[Activity] Each line of the records below that holds "JSON" should be copied out.
==========
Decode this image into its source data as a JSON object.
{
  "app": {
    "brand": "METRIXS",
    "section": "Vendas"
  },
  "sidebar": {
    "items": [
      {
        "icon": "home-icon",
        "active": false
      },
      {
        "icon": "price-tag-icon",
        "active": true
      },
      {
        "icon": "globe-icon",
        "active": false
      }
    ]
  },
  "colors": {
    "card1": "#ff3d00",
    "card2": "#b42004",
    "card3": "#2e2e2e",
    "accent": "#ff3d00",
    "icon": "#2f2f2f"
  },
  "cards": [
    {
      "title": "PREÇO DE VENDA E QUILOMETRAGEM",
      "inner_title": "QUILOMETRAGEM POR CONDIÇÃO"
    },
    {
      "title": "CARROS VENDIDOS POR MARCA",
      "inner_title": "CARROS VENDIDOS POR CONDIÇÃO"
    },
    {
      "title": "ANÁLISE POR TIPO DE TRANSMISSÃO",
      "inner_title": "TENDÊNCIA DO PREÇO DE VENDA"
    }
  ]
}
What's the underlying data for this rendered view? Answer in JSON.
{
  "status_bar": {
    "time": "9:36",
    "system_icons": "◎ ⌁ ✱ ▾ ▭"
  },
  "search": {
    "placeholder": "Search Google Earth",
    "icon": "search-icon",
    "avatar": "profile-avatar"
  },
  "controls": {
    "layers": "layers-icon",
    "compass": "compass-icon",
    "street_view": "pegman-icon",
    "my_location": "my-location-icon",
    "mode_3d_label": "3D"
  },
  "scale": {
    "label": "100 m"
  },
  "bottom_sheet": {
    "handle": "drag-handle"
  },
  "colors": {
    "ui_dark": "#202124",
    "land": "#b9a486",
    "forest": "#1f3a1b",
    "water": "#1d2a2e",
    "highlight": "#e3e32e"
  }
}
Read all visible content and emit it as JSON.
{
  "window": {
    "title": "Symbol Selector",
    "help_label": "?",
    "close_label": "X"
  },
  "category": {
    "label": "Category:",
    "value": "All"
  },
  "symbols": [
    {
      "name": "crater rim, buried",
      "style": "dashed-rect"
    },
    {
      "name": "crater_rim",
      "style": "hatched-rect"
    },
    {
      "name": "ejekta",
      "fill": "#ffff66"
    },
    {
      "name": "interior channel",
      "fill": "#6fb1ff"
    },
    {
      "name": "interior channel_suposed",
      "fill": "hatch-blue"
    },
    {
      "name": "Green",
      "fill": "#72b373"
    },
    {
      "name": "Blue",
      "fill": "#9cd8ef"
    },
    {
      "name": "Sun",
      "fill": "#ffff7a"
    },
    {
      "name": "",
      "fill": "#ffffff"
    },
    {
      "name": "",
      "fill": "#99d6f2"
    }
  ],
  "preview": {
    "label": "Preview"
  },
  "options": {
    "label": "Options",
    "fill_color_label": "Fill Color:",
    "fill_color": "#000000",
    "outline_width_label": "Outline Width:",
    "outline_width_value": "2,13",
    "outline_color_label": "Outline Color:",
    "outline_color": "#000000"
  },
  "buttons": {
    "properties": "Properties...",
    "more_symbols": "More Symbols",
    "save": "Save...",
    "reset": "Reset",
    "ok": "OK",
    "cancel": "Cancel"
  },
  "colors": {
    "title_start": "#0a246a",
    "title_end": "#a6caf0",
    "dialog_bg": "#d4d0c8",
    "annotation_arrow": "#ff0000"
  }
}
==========
[Answer for this exercise]
Decode this image into its source data as a JSON object.
What's the underlying data for this rendered view? Answer in JSON.
Read all visible content and emit it as JSON.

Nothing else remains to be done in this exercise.